**EXERCISE INSTRUCTIONS:** What you return should be the lines of the data containing "単数選択", each in full.

Dataset rows describing interfaces:
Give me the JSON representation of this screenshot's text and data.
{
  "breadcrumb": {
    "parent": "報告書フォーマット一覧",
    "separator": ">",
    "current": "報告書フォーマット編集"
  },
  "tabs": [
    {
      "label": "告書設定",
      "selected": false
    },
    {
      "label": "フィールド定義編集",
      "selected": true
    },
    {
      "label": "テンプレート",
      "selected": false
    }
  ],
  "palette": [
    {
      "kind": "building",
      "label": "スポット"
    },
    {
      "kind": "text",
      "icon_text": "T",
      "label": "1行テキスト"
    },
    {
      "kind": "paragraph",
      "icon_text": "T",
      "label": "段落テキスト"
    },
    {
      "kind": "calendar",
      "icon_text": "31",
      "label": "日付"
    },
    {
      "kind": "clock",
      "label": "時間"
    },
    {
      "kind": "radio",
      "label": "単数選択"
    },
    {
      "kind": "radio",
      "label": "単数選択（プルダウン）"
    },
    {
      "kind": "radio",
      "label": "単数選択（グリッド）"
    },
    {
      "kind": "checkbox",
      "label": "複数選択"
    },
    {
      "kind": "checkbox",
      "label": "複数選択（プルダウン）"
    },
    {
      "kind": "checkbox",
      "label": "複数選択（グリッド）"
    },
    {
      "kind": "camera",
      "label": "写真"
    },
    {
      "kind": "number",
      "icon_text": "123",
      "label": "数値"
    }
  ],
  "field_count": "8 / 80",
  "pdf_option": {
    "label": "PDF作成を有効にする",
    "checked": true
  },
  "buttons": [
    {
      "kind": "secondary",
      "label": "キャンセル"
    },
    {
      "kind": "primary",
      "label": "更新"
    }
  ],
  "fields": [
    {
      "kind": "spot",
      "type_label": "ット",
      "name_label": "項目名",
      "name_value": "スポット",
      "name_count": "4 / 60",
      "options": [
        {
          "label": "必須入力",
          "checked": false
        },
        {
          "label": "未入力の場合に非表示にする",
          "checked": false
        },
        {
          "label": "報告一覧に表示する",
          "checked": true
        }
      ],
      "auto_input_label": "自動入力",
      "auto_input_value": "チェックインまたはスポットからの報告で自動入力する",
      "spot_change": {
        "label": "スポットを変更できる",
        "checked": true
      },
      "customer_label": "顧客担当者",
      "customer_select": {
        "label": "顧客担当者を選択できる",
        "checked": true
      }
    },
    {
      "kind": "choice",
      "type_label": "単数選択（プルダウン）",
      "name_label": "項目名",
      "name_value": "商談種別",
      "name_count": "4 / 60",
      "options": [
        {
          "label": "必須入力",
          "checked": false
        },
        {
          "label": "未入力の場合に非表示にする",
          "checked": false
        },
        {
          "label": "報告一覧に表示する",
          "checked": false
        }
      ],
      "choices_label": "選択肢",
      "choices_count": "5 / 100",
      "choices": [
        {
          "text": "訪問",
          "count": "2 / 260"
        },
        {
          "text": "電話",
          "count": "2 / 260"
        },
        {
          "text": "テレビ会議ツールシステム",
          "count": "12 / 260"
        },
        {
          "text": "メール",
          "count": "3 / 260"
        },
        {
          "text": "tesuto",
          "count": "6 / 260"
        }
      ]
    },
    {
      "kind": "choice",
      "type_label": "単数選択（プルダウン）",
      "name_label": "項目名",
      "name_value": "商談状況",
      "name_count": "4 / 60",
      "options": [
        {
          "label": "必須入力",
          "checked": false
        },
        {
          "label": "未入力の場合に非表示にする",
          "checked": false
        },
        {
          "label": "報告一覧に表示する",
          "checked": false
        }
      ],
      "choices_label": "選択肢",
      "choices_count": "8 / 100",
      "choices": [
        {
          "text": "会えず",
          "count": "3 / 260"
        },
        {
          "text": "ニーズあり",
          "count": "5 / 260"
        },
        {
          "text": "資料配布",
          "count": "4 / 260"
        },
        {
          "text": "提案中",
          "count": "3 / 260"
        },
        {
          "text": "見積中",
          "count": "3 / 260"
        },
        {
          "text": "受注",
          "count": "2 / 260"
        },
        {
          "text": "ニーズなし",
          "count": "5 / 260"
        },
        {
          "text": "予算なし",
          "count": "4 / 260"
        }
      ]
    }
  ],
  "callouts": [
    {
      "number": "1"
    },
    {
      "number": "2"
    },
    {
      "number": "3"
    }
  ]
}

**WRITTEN RESPONSE:**
      "label": "単数選択"
      "label": "単数選択（プルダウン）"
      "label": "単数選択（グリッド）"
      "type_label": "単数選択（プルダウン）",
      "type_label": "単数選択（プルダウン）",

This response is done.